Much of Boston’s world championship in 2013 was based on pitching and defense. The Red Sox rarely shot themselves in the foot. They caught the ball very well and spared the pitcher from having to throw a lot of extra pitches.
Drew is still out there as a free agent, having turned down a $14.1 million qualifying offer from the Red Sox. You can argue the merits of his decision, and in hindsight, he probably should have accepted the offer.
At the time, Drew and agent Scott Boras were probably thinking they could get a multiyear deal, and why not?
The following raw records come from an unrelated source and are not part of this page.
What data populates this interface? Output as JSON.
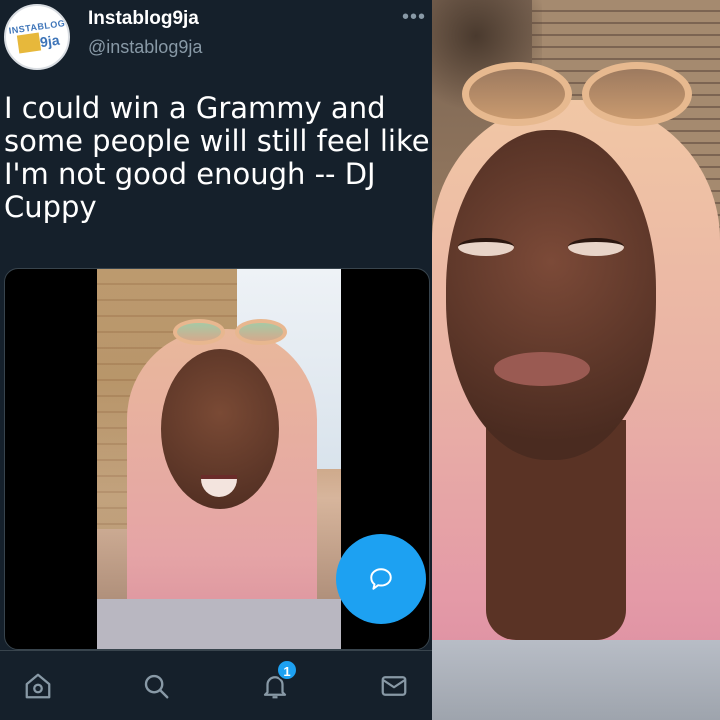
{
  "tweet": {
    "display_name": "Instablog9ja",
    "handle": "@instablog9ja",
    "more_icon": "more-horizontal-icon",
    "text_lines": [
      "I could win a Grammy and",
      "some people will still feel like",
      "I'm not good enough -- DJ",
      "Cuppy"
    ],
    "avatar_logo": {
      "top": "INSTABLOG",
      "num": "9ja"
    }
  },
  "fab": {
    "icon": "compose-reply-icon",
    "color": "#1da1f2"
  },
  "bottom_nav": {
    "items": [
      {
        "name": "home",
        "icon": "home-icon"
      },
      {
        "name": "search",
        "icon": "search-icon"
      },
      {
        "name": "notifications",
        "icon": "bell-icon",
        "badge": "1"
      },
      {
        "name": "messages",
        "icon": "mail-icon"
      }
    ]
  },
  "colors": {
    "background": "#15202b",
    "accent": "#1da1f2",
    "secondary_text": "#8899a6",
    "border": "#38444d"
  }
}
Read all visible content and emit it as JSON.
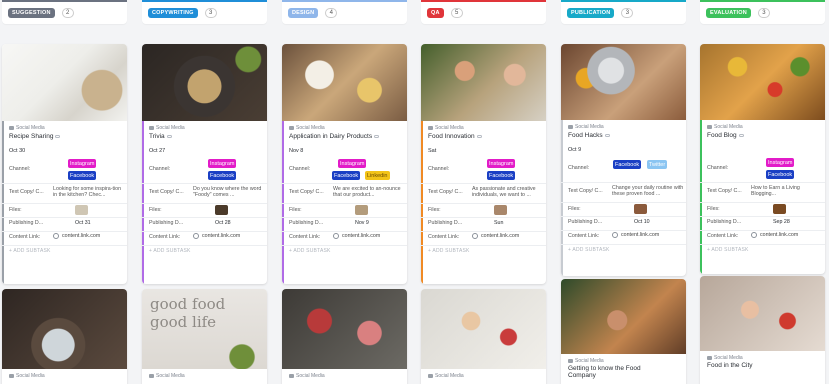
{
  "columns": [
    {
      "status": "SUGGESTION",
      "count": "2",
      "color": "#6b7280"
    },
    {
      "status": "COPYWRITING",
      "count": "3",
      "color": "#1f8ed8"
    },
    {
      "status": "DESIGN",
      "count": "4",
      "color": "#8fb6ea"
    },
    {
      "status": "QA",
      "count": "5",
      "color": "#e0353a"
    },
    {
      "status": "PUBLICATION",
      "count": "3",
      "color": "#17a9c8"
    },
    {
      "status": "EVALUATION",
      "count": "3",
      "color": "#3cc15c"
    }
  ],
  "labels": {
    "list": "Social Media",
    "channel": "Channel:",
    "text_copy": "Text Copy/ C...",
    "files": "Files:",
    "publishing": "Publishing D...",
    "content_link": "Content Link:",
    "add_subtask": "+ ADD SUBTASK",
    "link_value": "content.link.com"
  },
  "cards": [
    {
      "title": "Recipe Sharing",
      "date": "Oct 30",
      "tags": [
        "Instagram",
        "Facebook"
      ],
      "copy": "Looking for some inspira-tion in the kitchen? Chec...",
      "publish": "Oct 31"
    },
    {
      "title": "Trivia",
      "date": "Oct 27",
      "tags": [
        "Instagram",
        "Facebook"
      ],
      "copy": "Do you know where the word \"Foody\" comes ...",
      "publish": "Oct 28"
    },
    {
      "title": "Application in Dairy Products",
      "date": "Nov 8",
      "tags": [
        "Instagram",
        "Facebook",
        "Linkedin"
      ],
      "copy": "We are excited to an-nounce that our product...",
      "publish": "Nov 9"
    },
    {
      "title": "Food Innovation",
      "date": "Sat",
      "tags": [
        "Instagram",
        "Facebook"
      ],
      "copy": "As passionate and creative individuals, we want to ...",
      "publish": "Sun"
    },
    {
      "title": "Food Hacks",
      "date": "Oct 9",
      "tags": [
        "Facebook",
        "Twitter"
      ],
      "copy": "Change your daily routine with these proven food ...",
      "publish": "Oct 10"
    },
    {
      "title": "Food Blog",
      "date": "",
      "tags": [
        "Instagram",
        "Facebook"
      ],
      "copy": "How to Earn a Living Blogging...",
      "publish": "Sep 28"
    }
  ],
  "bottom_cards": [
    {
      "title": "",
      "overlay_text": ""
    },
    {
      "title": "",
      "overlay_text": "good food good life"
    },
    {
      "title": "",
      "overlay_text": ""
    },
    {
      "title": "",
      "overlay_text": ""
    },
    {
      "title": "Getting to know the Food Company",
      "overlay_text": ""
    },
    {
      "title": "Food in the City",
      "overlay_text": ""
    }
  ],
  "tag_colors": {
    "Instagram": "#e21bc8",
    "Facebook": "#1a3fc4",
    "Linkedin": "#f2c318",
    "Twitter": "#8bc5f2"
  },
  "accent_colors": [
    "#9aa0a8",
    "#b06be6",
    "#b06be6",
    "#f08a24",
    "#c7cbd1",
    "#3cc15c"
  ]
}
Drew is an excellent player both defensively and offensively (his poor postseason at the plate notwithstanding), and he got better when he got new contact lenses.
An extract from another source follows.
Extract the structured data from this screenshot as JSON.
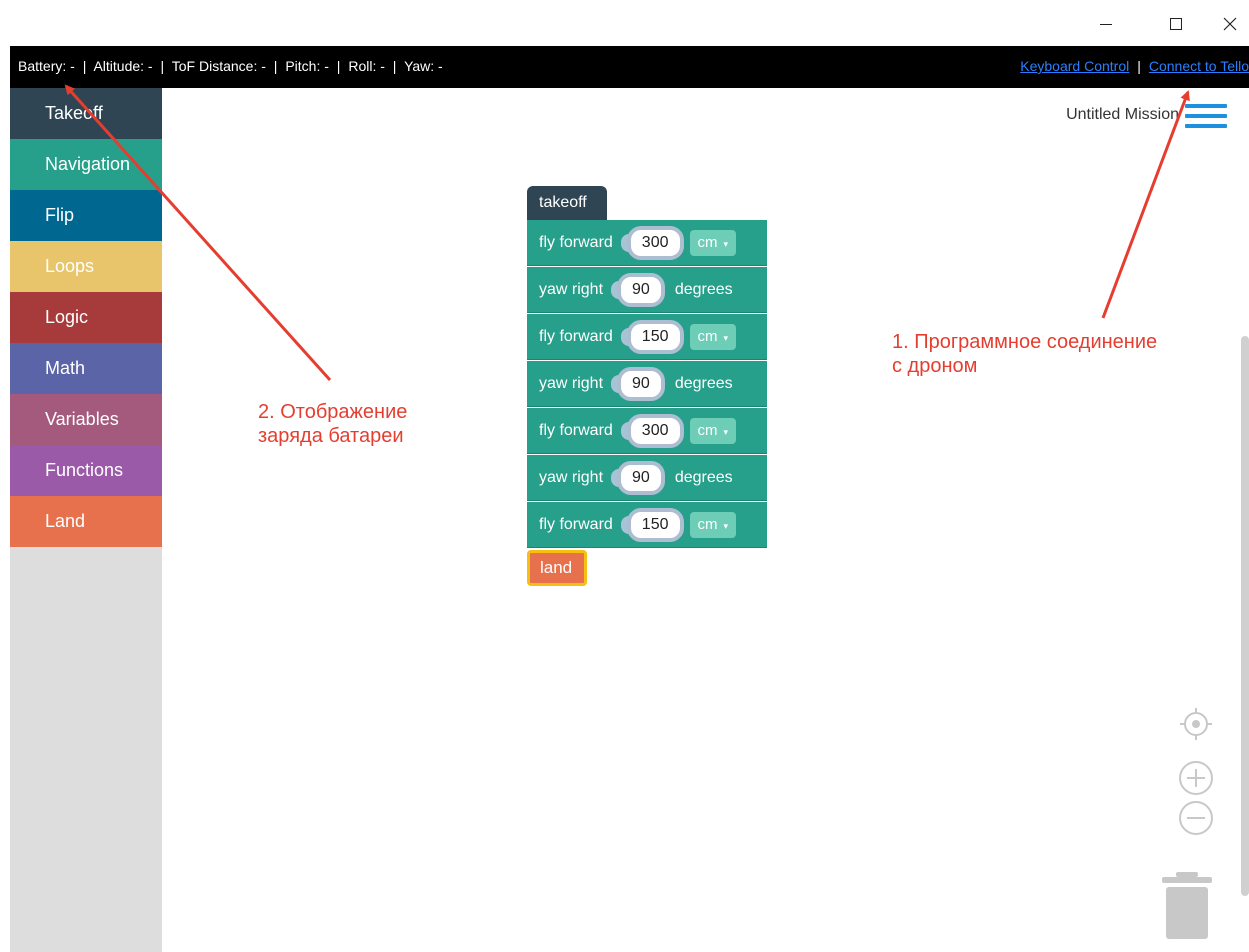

He is currently working out at the Boras Spring Training Institute in Miami, and it doesn’t appear that he would be behind if a team signed him in the next week. He could be repackaged as a second baseman if that’s what it takes to get a contract, but let’s face it, he’s a shortstop who should have a job right now. The fact that he doesn’t makes no sense.
The Red Sox didn’t want to give Drew a multiyear deal, feeling they have Bogaerts on the roster and Marrero in the wings. It was very much like the Jarrod Saltalamacchia situation, where the Sox offered only a two-year deal because of their hopes for Christian Vazquez and Blake Swihart.
In the long term, Marrero may be the shortstop because of his excellent glove, range, and throwing ability and what the team feels is .260-.270 potential at the plate.
Marrero was already showing those fluid, graceful movements Thursday when he ranged far behind the bag on an outstanding play.
“My thing is defense,” said Marrero, who is also an excellent base stealer. “I give it all I have on every single play. When my time comes, I’ll be ready.”
So what do the Red Sox do?
Do they go through growing pains with a young left side and take their lumps or do they sign Drew for a year and move Bogaerts to third?
Middlebrooks has to play to accentuate his value. There aren’t many righthanded power-hitting third basemen in baseball right now. He’s a valuable commodity.
Infield coach Brian Butterfield worked Middlebrooks hard back in Fort Myers Thursday, hoping to straighten out his footwork and his anticipation.
Farrell addressed both Bogaerts and Middlebrooks.
“The work [Bogaerts] has done with Butter has made his first-step quickness better and has helped his efficiency to maintain good range,” Farrell said. “Will, to me, is a hell of an athlete and a guy with two years of mixed results. Burst on the scene with a big year in his rookie year. He was challenged last season with injury. But we felt he’s going to be an everyday third baseman and he’s our guy.”
Bogaerts is not horrible at shortstop. He’ll handle the position, make the routine play. But the Red Sox have to hope he turns into a plus defender and that Middlebrooks can handle his position.
Are the Red Sox willing to sacrifice some defense for what they perceive to be two good hitters in Bogaerts and Middlebrooks?
If so, they’d be altering the recipe. The championship blend didn’t include average-to-below-average defense.
Which is why there’s still a lot of merit to bringing back Drew: stabilize the defense until Marrero is ready in 2015, and let Bogaerts play his inevitable position while getting Middlebrooks at-bats at the corners.Nick Cafardo can be reached at firstname.lastname@example.org. Follow him on Twitter @nickcafardo.